Could you repeat the entries below word for word, leaving nothing out?

[Dataset rows for apps and sites]
======

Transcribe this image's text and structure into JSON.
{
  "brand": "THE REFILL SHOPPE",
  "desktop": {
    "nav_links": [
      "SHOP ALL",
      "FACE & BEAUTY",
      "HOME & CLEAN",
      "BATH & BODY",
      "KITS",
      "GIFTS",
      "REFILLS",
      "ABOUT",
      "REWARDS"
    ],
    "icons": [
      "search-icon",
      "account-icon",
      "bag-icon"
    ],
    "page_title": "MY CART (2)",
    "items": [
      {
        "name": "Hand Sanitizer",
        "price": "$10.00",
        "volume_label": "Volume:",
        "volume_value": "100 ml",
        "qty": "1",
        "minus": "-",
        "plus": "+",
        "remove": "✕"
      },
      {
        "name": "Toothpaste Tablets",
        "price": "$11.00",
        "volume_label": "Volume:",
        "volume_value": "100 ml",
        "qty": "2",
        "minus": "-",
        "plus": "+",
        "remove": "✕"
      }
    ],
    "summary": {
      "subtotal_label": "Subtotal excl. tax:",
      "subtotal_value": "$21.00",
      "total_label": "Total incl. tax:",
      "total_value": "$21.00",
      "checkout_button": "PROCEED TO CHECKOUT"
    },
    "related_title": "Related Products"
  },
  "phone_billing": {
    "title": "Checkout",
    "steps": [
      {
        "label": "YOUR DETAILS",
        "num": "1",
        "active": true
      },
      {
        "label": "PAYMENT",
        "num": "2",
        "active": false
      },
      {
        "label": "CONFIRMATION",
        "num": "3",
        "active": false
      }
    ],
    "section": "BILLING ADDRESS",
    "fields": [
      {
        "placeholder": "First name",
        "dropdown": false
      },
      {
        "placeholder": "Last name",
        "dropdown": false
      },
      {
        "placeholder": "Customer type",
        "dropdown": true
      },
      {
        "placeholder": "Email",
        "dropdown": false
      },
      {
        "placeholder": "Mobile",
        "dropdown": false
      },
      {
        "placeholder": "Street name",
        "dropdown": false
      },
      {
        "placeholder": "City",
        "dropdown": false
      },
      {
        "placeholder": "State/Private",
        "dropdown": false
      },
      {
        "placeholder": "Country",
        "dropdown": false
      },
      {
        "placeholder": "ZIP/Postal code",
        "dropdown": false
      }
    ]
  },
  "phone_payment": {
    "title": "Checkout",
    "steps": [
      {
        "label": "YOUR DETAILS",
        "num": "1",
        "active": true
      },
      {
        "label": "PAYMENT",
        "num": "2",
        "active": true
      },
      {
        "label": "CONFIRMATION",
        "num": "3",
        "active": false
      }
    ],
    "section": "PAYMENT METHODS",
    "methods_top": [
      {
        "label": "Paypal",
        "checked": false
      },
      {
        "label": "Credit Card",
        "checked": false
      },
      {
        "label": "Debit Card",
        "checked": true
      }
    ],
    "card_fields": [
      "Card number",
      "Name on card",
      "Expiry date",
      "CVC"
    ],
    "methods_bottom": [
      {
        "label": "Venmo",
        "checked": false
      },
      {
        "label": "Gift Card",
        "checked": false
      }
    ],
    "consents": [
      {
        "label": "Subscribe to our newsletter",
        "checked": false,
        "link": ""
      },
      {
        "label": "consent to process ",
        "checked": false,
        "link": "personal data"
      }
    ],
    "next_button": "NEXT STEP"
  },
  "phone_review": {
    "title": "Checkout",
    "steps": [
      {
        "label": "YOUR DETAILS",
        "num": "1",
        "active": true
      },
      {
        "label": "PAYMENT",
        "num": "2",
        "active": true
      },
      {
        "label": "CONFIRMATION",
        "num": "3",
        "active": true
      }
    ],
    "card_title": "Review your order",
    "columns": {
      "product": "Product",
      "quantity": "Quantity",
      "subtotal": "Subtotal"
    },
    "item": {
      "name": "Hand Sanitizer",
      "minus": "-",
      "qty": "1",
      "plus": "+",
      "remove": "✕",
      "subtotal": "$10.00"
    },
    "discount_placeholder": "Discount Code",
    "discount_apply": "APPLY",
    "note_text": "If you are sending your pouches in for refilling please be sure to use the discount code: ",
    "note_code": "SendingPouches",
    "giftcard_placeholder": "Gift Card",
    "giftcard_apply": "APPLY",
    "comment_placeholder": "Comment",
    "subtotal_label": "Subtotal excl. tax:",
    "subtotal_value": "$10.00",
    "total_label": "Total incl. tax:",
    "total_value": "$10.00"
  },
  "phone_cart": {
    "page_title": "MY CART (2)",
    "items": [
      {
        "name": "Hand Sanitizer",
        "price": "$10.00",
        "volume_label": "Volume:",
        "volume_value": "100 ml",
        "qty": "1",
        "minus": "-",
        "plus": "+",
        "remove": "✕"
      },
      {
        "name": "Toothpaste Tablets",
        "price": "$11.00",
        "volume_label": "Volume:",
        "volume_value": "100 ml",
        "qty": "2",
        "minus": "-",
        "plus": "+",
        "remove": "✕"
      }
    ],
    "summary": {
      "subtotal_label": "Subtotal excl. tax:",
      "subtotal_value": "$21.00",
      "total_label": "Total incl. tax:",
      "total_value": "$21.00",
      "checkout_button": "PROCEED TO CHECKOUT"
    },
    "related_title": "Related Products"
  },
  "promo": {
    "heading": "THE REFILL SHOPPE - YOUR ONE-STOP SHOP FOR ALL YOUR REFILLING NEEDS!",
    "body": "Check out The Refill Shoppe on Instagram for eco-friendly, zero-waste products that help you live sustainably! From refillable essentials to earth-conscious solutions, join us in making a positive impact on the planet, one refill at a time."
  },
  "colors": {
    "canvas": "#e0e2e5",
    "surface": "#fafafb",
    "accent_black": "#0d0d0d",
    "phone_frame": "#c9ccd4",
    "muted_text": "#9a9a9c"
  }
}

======

**WRITTEN SOLUTION:**
Transcribe this image's text and structure into JSON.
{
  "brand": "THE REFILL SHOPPE",
  "desktop": {
    "nav_links": [
      "SHOP ALL",
      "FACE & BEAUTY",
      "HOME & CLEAN",
      "BATH & BODY",
      "KITS",
      "GIFTS",
      "REFILLS",
      "ABOUT",
      "REWARDS"
    ],
    "icons": [
      "search-icon",
      "account-icon",
      "bag-icon"
    ],
    "page_title": "MY CART (2)",
    "items": [
      {
        "name": "Hand Sanitizer",
        "price": "$10.00",
        "volume_label": "Volume:",
        "volume_value": "100 ml",
        "qty": "1",
        "minus": "-",
        "plus": "+",
        "remove": "✕"
      },
      {
        "name": "Toothpaste Tablets",
        "price": "$11.00",
        "volume_label": "Volume:",
        "volume_value": "100 ml",
        "qty": "2",
        "minus": "-",
        "plus": "+",
        "remove": "✕"
      }
    ],
    "summary": {
      "subtotal_label": "Subtotal excl. tax:",
      "subtotal_value": "$21.00",
      "total_label": "Total incl. tax:",
      "total_value": "$21.00",
      "checkout_button": "PROCEED TO CHECKOUT"
    },
    "related_title": "Related Products"
  },
  "phone_billing": {
    "title": "Checkout",
    "steps": [
      {
        "label": "YOUR DETAILS",
        "num": "1",
        "active": true
      },
      {
        "label": "PAYMENT",
        "num": "2",
        "active": false
      },
      {
        "label": "CONFIRMATION",
        "num": "3",
        "active": false
      }
    ],
    "section": "BILLING ADDRESS",
    "fields": [
      {
        "placeholder": "First name",
        "dropdown": false
      },
      {
        "placeholder": "Last name",
        "dropdown": false
      },
      {
        "placeholder": "Customer type",
        "dropdown": true
      },
      {
        "placeholder": "Email",
        "dropdown": false
      },
      {
        "placeholder": "Mobile",
        "dropdown": false
      },
      {
        "placeholder": "Street name",
        "dropdown": false
      },
      {
        "placeholder": "City",
        "dropdown": false
      },
      {
        "placeholder": "State/Private",
        "dropdown": false
      },
      {
        "placeholder": "Country",
        "dropdown": false
      },
      {
        "placeholder": "ZIP/Postal code",
        "dropdown": false
      }
    ]
  },
  "phone_payment": {
    "title": "Checkout",
    "steps": [
      {
        "label": "YOUR DETAILS",
        "num": "1",
        "active": true
      },
      {
        "label": "PAYMENT",
        "num": "2",
        "active": true
      },
      {
        "label": "CONFIRMATION",
        "num": "3",
        "active": false
      }
    ],
    "section": "PAYMENT METHODS",
    "methods_top": [
      {
        "label": "Paypal",
        "checked": false
      },
      {
        "label": "Credit Card",
        "checked": false
      },
      {
        "label": "Debit Card",
        "checked": true
      }
    ],
    "card_fields": [
      "Card number",
      "Name on card",
      "Expiry date",
      "CVC"
    ],
    "methods_bottom": [
      {
        "label": "Venmo",
        "checked": false
      },
      {
        "label": "Gift Card",
        "checked": false
      }
    ],
    "consents": [
      {
        "label": "Subscribe to our newsletter",
        "checked": false,
        "link": ""
      },
      {
        "label": "consent to process ",
        "checked": false,
        "link": "personal data"
      }
    ],
    "next_button": "NEXT STEP"
  },
  "phone_review": {
    "title": "Checkout",
    "steps": [
      {
        "label": "YOUR DETAILS",
        "num": "1",
        "active": true
      },
      {
        "label": "PAYMENT",
        "num": "2",
        "active": true
      },
      {
        "label": "CONFIRMATION",
        "num": "3",
        "active": true
      }
    ],
    "card_title": "Review your order",
    "columns": {
      "product": "Product",
      "quantity": "Quantity",
      "subtotal": "Subtotal"
    },
    "item": {
      "name": "Hand Sanitizer",
      "minus": "-",
      "qty": "1",
      "plus": "+",
      "remove": "✕",
      "subtotal": "$10.00"
    },
    "discount_placeholder": "Discount Code",
    "discount_apply": "APPLY",
    "note_text": "If you are sending your pouches in for refilling please be sure to use the discount code: ",
    "note_code": "SendingPouches",
    "giftcard_placeholder": "Gift Card",
    "giftcard_apply": "APPLY",
    "comment_placeholder": "Comment",
    "subtotal_label": "Subtotal excl. tax:",
    "subtotal_value": "$10.00",
    "total_label": "Total incl. tax:",
    "total_value": "$10.00"
  },
  "phone_cart": {
    "page_title": "MY CART (2)",
    "items": [
      {
        "name": "Hand Sanitizer",
        "price": "$10.00",
        "volume_label": "Volume:",
        "volume_value": "100 ml",
        "qty": "1",
        "minus": "-",
        "plus": "+",
        "remove": "✕"
      },
      {
        "name": "Toothpaste Tablets",
        "price": "$11.00",
        "volume_label": "Volume:",
        "volume_value": "100 ml",
        "qty": "2",
        "minus": "-",
        "plus": "+",
        "remove": "✕"
      }
    ],
    "summary": {
      "subtotal_label": "Subtotal excl. tax:",
      "subtotal_value": "$21.00",
      "total_label": "Total incl. tax:",
      "total_value": "$21.00",
      "checkout_button": "PROCEED TO CHECKOUT"
    },
    "related_title": "Related Products"
  },
  "promo": {
    "heading": "THE REFILL SHOPPE - YOUR ONE-STOP SHOP FOR ALL YOUR REFILLING NEEDS!",
    "body": "Check out The Refill Shoppe on Instagram for eco-friendly, zero-waste products that help you live sustainably! From refillable essentials to earth-conscious solutions, join us in making a positive impact on the planet, one refill at a time."
  },
  "colors": {
    "canvas": "#e0e2e5",
    "surface": "#fafafb",
    "accent_black": "#0d0d0d",
    "phone_frame": "#c9ccd4",
    "muted_text": "#9a9a9c"
  }
}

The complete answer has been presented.